- Problem details
The listing that follows should be duplicated character for character.

::: Data extract

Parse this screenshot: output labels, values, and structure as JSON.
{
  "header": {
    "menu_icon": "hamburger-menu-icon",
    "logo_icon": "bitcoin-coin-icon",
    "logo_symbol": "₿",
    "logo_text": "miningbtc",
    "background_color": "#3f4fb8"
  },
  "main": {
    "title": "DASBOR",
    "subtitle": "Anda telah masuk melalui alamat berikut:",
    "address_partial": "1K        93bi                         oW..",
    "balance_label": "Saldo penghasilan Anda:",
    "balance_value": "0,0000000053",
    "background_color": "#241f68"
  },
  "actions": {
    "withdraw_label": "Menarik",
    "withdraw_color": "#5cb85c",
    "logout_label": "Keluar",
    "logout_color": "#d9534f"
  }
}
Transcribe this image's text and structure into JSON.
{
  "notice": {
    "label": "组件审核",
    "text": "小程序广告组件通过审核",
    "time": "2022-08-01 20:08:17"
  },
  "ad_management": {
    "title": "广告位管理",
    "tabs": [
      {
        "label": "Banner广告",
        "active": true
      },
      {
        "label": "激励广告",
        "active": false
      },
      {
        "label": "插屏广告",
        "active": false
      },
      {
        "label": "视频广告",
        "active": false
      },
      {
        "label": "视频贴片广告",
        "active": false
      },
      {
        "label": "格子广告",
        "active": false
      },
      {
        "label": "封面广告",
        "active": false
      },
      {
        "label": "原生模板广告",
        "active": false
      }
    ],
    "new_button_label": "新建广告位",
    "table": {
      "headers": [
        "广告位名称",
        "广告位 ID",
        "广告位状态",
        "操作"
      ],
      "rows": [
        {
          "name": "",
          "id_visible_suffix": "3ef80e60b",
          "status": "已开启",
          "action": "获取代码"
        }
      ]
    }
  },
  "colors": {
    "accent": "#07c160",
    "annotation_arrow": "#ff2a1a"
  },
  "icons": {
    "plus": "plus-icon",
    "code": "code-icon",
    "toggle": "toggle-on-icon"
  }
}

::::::

- Result
Parse this screenshot: output labels, values, and structure as JSON.
{
  "header": {
    "menu_icon": "hamburger-menu-icon",
    "logo_icon": "bitcoin-coin-icon",
    "logo_symbol": "₿",
    "logo_text": "miningbtc",
    "background_color": "#3f4fb8"
  },
  "main": {
    "title": "DASBOR",
    "subtitle": "Anda telah masuk melalui alamat berikut:",
    "address_partial": "1K        93bi                         oW..",
    "balance_label": "Saldo penghasilan Anda:",
    "balance_value": "0,0000000053",
    "background_color": "#241f68"
  },
  "actions": {
    "withdraw_label": "Menarik",
    "withdraw_color": "#5cb85c",
    "logout_label": "Keluar",
    "logout_color": "#d9534f"
  }
}
Transcribe this image's text and structure into JSON.
{
  "notice": {
    "label": "组件审核",
    "text": "小程序广告组件通过审核",
    "time": "2022-08-01 20:08:17"
  },
  "ad_management": {
    "title": "广告位管理",
    "tabs": [
      {
        "label": "Banner广告",
        "active": true
      },
      {
        "label": "激励广告",
        "active": false
      },
      {
        "label": "插屏广告",
        "active": false
      },
      {
        "label": "视频广告",
        "active": false
      },
      {
        "label": "视频贴片广告",
        "active": false
      },
      {
        "label": "格子广告",
        "active": false
      },
      {
        "label": "封面广告",
        "active": false
      },
      {
        "label": "原生模板广告",
        "active": false
      }
    ],
    "new_button_label": "新建广告位",
    "table": {
      "headers": [
        "广告位名称",
        "广告位 ID",
        "广告位状态",
        "操作"
      ],
      "rows": [
        {
          "name": "",
          "id_visible_suffix": "3ef80e60b",
          "status": "已开启",
          "action": "获取代码"
        }
      ]
    }
  },
  "colors": {
    "accent": "#07c160",
    "annotation_arrow": "#ff2a1a"
  },
  "icons": {
    "plus": "plus-icon",
    "code": "code-icon",
    "toggle": "toggle-on-icon"
  }
}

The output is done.